START DATASET CONTENT

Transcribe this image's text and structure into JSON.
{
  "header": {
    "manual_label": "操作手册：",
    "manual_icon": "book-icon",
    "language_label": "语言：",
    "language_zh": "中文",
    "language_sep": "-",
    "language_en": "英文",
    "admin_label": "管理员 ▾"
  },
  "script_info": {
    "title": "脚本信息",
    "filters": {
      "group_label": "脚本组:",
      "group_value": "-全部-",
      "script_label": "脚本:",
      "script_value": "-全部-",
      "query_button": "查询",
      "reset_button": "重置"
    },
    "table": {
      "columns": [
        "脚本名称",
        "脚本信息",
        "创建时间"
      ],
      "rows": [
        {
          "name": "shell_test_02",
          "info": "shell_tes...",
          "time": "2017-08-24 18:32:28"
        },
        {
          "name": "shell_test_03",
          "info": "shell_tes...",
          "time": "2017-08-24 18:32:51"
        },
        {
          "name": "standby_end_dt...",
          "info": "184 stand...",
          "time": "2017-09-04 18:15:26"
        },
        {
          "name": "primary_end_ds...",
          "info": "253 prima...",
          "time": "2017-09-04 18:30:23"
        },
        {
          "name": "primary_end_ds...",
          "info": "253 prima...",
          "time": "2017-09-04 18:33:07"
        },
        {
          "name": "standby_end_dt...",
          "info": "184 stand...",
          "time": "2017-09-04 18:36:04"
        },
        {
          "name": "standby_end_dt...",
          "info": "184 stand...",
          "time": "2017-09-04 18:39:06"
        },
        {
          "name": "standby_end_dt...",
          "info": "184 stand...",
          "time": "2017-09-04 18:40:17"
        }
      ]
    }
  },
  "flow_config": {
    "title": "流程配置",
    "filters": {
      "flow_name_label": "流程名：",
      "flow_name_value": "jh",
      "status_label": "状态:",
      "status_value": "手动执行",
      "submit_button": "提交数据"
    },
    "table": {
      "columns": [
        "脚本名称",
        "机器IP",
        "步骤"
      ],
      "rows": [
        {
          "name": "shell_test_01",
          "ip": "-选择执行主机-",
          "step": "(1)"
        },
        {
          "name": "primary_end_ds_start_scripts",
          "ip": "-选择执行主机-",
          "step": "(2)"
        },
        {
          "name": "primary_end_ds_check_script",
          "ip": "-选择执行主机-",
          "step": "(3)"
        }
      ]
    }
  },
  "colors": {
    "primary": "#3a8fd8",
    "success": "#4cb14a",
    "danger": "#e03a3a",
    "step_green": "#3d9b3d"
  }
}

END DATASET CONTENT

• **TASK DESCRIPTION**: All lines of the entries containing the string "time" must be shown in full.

• **COMPLETED TASK**:
          "time": "2017-08-24 18:32:28"
          "time": "2017-08-24 18:32:51"
          "time": "2017-09-04 18:15:26"
          "time": "2017-09-04 18:30:23"
          "time": "2017-09-04 18:33:07"
          "time": "2017-09-04 18:36:04"
          "time": "2017-09-04 18:39:06"
          "time": "2017-09-04 18:40:17"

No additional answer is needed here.